Although often less conspicuous or apparent in neurotypicals, stimming is an inherent part of human behaviour.
Stimming behaviours can take diverse forms, from hair twisting and foot tapping, to whole body rocking and spinning.
While stimming is often associated with people with autism spectrum disorder (ASD), ADHD, anxiety, or sensory processing differences, many neurotypical people use some type of stimming for various functions, including emotional regulation, focus and concentration, as well as comfort and soothing.
For many, stimming acts as a coping mechanism, enabling self-soothing and regulation in overwhelming sensory environments. It helps individuals manage stress and anxiety by providing a means to self-regulate their sensory experiences.
Stimming behaviours in neurotypical individuals can encompass a broad spectrum of actions. These behaviours might include actions like tapping a foot or pen, twirling hair, nail- biting, pacing, doodling, or engaging in repetitive movements while deep in thought.
The purpose of these actions often aligns with that of stimming in neurodiverse individuals. They serve as mechanisms to self-soothe, regulate emotions, or channel excess energy. For instance, tapping a foot rhythmically might assist in maintaining focus or alleviating stress during periods of concentration or anxiety. Doodling during a meeting can serve as a way to concentrate or manage restlessness.
Unfortunately, stimming often faces misunderstanding and stigma within society.
Many people view stimming as odd, inappropriate, or disruptive behaviour. This societal misconception often leads to individuals suppressing their stimming behaviours, which can negatively impact their well-being. The misconception that stimming is inherently negative or should be eliminated overlooks the importance and functionality of these behaviours.
Suppressing stimming can lead to increased stress, anxiety, or sensory overload, which in turn can negatively impact an individual’s mental health and overall functioning.
Educational initiatives, workplace accommodations, and public spaces designed to be more sensory-friendly can contribute to a more accepting environment for all individuals.
Providing tools like stress balls, fidget spinners, or designated spaces for breaks can offer opportunities for everyone to manage their sensory needs without fear of judgment or
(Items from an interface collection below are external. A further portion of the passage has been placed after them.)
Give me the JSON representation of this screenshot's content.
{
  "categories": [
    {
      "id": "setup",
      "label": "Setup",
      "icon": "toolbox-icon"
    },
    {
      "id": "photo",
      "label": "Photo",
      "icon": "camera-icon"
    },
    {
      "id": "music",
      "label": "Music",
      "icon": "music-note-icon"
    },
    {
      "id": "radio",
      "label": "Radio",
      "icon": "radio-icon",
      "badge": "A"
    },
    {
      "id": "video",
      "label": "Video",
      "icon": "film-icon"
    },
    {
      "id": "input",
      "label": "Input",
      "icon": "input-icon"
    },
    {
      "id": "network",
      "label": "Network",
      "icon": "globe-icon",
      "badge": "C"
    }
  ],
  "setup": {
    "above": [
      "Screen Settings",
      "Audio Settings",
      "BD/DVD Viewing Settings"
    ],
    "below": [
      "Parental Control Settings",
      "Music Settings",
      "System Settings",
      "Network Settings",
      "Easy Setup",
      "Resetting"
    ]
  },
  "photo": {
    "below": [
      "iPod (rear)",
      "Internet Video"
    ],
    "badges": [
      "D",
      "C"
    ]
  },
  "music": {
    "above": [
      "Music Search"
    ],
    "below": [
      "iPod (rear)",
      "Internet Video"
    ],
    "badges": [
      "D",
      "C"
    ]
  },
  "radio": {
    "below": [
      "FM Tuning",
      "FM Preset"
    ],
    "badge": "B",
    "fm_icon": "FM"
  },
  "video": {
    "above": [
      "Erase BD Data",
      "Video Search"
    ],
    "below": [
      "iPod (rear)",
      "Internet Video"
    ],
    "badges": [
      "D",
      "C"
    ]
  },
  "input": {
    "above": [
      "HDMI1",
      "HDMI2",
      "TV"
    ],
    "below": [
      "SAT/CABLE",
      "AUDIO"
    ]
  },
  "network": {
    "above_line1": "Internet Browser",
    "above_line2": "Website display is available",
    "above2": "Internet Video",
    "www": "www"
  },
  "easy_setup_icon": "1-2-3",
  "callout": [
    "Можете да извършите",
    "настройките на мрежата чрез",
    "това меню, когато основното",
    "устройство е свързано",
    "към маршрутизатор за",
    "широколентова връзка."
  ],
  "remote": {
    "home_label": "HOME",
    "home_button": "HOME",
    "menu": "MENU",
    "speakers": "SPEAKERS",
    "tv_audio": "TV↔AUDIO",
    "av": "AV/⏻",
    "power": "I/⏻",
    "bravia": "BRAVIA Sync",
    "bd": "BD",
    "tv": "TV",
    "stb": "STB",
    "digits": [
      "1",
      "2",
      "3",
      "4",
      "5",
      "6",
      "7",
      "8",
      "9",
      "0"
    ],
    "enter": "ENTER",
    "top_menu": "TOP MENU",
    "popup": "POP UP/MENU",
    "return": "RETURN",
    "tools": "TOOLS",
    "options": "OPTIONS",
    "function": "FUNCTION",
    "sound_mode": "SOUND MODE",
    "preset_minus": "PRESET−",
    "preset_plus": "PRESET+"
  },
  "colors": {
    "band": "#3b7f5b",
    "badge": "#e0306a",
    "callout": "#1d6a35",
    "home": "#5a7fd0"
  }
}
Emphasising the commonality of these behaviours across different neurological profiles can also foster a more understanding and supportive community. Shifting the narrative from viewing stimming as a behaviour exclusive to neurodiverse individuals to recognising it as a universal means of self-regulation and expression can help diminish stigma and promote a more inclusive society.